Although aptitude tests such as the SAT purport to measure a student's natural aptitude for various subjects, studying can still help to improve scores. Aptitude tests don't just measure aptitude; they also measure test-taking skills, ability to quickly solve problems and ability to synthesize the information you've learned. By preparing for college aptitude tests several months in advance, you may be able to significantly boost your scores.
Know the Test
Knowing how the test is scored is key for maximizing your score. The SAT, which is the most popular college aptitude test, penalizes students for wrong answers. A wrong answer reduces your score by a quarter point, while a blank answer neither reduces nor raises your score. On the ACT, by contrast, there's no penalty for guessing. When you take the test, start with questions you can easily answer and then, when you're finished, return to the more challenging questions.
Learn the Material
No matter how smart you are, if you don't know basic math formulas or don't have a good vocabulary, you won't do well on an aptitude test. Review test-taking books and past tests to get a feel for the type of material that's on the test. Then work on memorizing formulas and increasing your vocabulary. The SAT math section, for example, test students on basic arithmetic, algebra I and II and geometry.
Regular studying can help you get comfortable with the material and give you an idea of any areas of weakness upon which you need to improve. Many high schools offer test preparation classes; you can also enroll in an independent test prep program. If you're struggling with a particular section on the test, a private tutor can help you improve your performance.
Master Test-Taking Skills
In addition to mastering the test material, mastering test-taking skills can help you improve your performance. Focus on reading each question carefully the first time so that you don't waste time re-reading it. Cross out obviously wrong answers and, if you're still unsure, return to the question after you've completed the other questions. For algebra questions, try plugging in each potential answer to see which one fits best if you're unsure of how to solve the problem or which formula to use. On the reading comprehension section, try reading the questions first so you know which material to look for in the piece you're reading.
Take Practice Tests
Practice tests can help prepare you for the big day. Take several practice tests in the same or similar environment in which the real test will be administered. Sit in a quiet room, free of distractions, and don't take any food or drinks with you. Time each section of the test as you take it, and keep taking the test until you're able to take it without running out of time. If you take several tests, you may begin to see your practice test scores improve.

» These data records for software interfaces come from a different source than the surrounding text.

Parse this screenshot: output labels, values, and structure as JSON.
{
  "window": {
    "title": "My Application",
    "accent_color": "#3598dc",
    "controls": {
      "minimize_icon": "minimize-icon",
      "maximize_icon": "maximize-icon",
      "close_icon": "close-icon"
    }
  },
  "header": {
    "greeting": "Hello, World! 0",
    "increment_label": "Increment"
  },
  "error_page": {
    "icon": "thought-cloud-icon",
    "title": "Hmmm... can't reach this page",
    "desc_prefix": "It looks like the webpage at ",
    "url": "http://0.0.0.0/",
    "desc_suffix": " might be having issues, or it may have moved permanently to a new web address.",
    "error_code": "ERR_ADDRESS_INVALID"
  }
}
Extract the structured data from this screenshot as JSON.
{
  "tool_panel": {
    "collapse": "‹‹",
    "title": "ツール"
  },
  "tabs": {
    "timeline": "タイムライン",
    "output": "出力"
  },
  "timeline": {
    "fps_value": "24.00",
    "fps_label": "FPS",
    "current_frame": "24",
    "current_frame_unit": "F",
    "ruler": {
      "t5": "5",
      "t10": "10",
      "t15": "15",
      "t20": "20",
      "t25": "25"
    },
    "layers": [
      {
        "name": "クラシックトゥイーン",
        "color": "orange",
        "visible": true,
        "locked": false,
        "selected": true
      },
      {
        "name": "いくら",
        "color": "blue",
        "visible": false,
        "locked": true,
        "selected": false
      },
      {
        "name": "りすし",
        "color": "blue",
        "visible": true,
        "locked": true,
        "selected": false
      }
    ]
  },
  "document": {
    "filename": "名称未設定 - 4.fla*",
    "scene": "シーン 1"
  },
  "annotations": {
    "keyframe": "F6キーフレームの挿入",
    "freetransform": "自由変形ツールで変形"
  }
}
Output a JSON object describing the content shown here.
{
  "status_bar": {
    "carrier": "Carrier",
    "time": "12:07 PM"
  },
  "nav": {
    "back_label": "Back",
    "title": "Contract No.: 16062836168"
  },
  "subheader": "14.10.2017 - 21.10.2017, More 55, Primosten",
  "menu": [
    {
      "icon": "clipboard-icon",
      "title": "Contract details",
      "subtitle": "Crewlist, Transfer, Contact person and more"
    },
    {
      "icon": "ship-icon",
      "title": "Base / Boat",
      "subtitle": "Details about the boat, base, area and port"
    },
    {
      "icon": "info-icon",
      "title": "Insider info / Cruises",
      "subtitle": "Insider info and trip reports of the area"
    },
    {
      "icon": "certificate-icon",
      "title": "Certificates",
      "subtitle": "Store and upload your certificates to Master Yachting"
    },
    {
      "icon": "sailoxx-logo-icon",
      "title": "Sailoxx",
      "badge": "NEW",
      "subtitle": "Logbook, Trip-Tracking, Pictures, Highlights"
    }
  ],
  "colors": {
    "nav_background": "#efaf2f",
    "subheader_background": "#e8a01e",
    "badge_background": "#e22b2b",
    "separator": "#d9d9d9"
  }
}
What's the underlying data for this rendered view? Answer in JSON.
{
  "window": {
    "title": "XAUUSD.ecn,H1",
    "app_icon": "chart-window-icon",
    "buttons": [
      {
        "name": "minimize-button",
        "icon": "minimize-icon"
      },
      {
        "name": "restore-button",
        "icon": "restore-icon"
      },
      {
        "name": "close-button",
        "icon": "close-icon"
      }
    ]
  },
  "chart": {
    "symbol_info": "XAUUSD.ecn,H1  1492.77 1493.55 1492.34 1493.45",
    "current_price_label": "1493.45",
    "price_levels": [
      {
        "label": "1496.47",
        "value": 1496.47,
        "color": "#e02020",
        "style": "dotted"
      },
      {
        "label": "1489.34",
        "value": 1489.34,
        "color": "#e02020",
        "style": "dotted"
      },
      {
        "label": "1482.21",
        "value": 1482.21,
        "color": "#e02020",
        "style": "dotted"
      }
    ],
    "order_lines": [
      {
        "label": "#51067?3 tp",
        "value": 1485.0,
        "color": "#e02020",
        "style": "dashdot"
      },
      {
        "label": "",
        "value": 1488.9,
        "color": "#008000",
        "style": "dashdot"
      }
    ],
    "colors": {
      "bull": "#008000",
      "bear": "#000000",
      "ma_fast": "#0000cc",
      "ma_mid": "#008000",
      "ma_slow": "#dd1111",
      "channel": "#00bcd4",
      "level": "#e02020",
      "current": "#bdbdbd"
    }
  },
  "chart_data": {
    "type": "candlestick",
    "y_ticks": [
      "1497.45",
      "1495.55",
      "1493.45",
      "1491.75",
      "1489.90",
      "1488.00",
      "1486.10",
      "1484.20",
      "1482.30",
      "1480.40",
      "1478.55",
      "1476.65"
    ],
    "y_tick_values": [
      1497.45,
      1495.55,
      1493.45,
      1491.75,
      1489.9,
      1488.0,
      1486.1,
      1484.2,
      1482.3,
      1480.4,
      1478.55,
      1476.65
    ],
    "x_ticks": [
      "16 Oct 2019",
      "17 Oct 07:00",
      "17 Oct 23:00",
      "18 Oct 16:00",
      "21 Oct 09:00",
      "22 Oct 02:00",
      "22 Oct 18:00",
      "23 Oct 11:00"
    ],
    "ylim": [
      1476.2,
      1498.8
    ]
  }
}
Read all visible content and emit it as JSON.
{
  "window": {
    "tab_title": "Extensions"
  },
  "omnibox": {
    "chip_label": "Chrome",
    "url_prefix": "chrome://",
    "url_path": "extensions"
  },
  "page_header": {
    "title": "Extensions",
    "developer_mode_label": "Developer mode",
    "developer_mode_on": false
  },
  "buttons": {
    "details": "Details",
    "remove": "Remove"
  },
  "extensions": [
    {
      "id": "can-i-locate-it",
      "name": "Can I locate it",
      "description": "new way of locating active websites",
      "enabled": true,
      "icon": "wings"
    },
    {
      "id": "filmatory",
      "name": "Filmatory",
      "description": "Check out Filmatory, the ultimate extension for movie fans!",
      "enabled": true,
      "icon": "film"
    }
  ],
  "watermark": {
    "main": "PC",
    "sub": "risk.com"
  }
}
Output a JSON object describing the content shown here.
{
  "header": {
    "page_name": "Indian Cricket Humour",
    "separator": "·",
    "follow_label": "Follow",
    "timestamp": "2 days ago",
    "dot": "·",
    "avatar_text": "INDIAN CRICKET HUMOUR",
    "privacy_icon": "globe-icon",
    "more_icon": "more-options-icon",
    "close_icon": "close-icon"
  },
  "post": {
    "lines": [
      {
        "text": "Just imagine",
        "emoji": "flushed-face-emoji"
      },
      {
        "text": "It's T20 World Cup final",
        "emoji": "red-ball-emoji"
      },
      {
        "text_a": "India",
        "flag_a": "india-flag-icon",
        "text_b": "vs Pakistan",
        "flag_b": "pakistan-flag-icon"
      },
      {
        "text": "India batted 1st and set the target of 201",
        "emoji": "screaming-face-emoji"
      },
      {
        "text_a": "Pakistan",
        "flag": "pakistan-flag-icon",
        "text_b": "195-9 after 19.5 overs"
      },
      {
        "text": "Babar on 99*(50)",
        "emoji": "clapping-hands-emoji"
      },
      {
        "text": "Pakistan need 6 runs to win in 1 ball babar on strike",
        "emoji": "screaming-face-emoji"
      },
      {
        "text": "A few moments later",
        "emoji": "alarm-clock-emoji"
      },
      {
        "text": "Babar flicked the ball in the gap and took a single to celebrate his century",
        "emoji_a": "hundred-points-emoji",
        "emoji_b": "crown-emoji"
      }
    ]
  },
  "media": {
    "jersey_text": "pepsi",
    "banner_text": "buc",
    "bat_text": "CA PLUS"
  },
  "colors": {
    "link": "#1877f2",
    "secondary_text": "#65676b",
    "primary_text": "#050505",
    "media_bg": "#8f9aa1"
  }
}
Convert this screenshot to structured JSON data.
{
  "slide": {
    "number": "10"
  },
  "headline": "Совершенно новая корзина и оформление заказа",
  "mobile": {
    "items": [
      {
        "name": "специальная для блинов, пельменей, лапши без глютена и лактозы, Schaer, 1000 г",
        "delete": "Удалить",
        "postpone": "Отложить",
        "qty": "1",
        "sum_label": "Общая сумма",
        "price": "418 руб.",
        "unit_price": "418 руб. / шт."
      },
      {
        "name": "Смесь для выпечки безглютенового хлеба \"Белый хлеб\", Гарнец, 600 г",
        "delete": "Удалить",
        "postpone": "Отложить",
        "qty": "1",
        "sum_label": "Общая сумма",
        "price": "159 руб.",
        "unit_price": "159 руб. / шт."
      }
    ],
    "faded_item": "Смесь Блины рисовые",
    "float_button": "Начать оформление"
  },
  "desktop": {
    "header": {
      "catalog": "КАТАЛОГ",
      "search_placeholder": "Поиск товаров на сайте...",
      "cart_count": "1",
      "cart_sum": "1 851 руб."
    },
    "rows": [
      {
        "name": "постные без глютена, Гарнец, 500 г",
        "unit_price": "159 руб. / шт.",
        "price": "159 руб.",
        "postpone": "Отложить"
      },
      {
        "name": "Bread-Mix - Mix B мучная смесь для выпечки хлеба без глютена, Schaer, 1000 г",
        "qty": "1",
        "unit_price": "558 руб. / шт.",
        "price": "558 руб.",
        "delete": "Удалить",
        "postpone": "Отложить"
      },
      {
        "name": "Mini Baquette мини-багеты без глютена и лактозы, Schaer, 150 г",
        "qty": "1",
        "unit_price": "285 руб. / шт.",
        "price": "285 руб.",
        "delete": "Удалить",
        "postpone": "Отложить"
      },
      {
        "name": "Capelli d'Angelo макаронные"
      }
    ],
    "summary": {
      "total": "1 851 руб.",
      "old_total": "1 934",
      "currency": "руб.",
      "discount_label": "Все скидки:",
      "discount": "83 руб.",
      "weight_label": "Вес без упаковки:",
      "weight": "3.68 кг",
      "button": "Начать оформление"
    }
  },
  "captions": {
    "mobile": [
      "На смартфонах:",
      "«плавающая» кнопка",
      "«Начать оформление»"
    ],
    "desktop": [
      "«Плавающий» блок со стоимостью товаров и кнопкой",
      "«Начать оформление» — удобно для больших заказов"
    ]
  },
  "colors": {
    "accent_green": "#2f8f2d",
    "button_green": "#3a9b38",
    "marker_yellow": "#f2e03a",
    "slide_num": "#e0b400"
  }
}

Van Thompson is an attorney and writer. A former martial arts instructor, he holds bachelor's degrees in music and computer science from Westchester University, and a juris doctor from Georgia State University. He is the recipient of numerous writing awards, including a 2009 CALI Legal Writing Award.